Comprised of two entirely new Xilinx® UltraScale FPGAs as the main compute components, served by two 4Gb hybrid memory cubes connected by 15Gbps lines (total 480Gbps), there were no finished specs or reference boards to study. As a result, the project required tight collaboration with the Xilinx design team to iron out the kinks on the FPGA core code for the memory cube controller.


Adcom faced major challenges when designing the Neptune card.

  • Tight constraints of just 28mV noise margin on supply rails at 0.95V and a target impedance on the power distribution network of just 0.28m Ohms: To ensure product reliability, a lot of 3D electromagnetic (EM) analysis was needed. Using the Siemens HyperLynx® tool, the team devised a unique strategy for the placement of the capacitor. The team also optimized the stack-up with four embedded capacitance cores.

  • Meeting PCIe Gen3 requirements: a single 16-wide bus was bifurcated across the two FPGAs.

  • PCIe board thickness constraint with 18 layers.

  • To carry the current, a lot of copper was required so Adcom used thin cores with low dielectric constants (3.00 DK, 2.5mil thick). This allowed them to achieve 50 and 100 ohm impedances on critical lines.

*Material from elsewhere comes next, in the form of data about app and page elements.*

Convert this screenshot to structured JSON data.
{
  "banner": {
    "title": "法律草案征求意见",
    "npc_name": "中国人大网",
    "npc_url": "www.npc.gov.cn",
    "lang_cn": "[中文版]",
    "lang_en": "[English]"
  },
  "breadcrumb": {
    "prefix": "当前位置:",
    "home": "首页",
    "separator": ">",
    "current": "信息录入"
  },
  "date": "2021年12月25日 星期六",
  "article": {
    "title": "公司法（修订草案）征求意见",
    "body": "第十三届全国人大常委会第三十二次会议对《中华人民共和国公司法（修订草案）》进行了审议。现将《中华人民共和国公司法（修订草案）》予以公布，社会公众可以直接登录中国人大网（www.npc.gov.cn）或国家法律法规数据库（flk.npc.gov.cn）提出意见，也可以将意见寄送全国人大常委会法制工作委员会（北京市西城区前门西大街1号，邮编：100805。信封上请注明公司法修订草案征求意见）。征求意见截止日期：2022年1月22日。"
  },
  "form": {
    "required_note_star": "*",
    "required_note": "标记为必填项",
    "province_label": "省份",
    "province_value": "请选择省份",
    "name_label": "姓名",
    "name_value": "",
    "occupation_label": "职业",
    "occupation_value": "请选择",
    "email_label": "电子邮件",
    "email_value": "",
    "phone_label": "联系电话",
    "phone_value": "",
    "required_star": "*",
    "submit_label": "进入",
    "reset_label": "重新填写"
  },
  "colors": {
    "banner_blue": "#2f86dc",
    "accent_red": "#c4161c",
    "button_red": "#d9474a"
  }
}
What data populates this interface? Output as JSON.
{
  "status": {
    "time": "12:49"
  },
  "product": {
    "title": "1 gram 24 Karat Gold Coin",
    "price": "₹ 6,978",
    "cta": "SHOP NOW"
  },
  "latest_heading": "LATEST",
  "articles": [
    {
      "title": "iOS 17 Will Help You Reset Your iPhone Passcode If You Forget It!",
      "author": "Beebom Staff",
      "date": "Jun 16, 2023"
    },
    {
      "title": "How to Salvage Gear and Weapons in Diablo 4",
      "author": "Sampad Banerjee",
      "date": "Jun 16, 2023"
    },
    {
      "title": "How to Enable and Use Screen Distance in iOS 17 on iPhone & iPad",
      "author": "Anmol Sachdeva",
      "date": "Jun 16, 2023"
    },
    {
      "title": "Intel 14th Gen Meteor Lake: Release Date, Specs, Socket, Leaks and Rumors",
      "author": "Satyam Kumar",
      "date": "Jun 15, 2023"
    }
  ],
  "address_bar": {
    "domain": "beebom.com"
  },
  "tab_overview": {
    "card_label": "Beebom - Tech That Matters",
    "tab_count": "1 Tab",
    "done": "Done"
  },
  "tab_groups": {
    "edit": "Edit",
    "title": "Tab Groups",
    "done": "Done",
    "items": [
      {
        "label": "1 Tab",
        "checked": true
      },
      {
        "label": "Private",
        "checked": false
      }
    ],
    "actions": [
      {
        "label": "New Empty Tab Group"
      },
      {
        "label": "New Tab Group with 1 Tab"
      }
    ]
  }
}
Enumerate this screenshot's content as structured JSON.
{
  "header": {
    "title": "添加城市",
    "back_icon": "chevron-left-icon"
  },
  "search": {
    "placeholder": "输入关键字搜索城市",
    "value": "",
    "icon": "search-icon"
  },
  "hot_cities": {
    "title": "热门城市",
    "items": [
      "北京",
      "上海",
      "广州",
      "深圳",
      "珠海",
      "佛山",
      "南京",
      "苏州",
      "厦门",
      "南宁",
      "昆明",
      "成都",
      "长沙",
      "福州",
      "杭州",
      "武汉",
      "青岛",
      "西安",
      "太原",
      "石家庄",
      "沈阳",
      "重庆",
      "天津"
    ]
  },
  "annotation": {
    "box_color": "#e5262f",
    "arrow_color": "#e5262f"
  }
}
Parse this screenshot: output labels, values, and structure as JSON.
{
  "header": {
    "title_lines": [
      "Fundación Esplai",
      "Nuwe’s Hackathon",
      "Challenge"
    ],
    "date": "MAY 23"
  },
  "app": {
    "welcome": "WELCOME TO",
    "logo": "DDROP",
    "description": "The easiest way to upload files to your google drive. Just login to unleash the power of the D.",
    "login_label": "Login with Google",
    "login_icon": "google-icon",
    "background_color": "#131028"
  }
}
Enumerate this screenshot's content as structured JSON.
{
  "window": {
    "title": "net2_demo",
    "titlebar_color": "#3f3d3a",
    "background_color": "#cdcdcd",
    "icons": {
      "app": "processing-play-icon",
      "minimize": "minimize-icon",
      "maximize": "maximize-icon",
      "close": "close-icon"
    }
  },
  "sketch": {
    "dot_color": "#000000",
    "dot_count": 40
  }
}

  • HDI was used on the top three layers to run the majority of differential pairs without via stubs.

  • Tight collaboration with the manufacturer to ensure manufacturability.

  • ECAD/MCAD collaboration was crucial for thermal requirements.

  • Server chassis had to house eight identical PCIe cards pulling 300W each.

  • There was a daily iteration with MCAD for over two weeks to refine the placement in 3D using feedback from thermal analysis.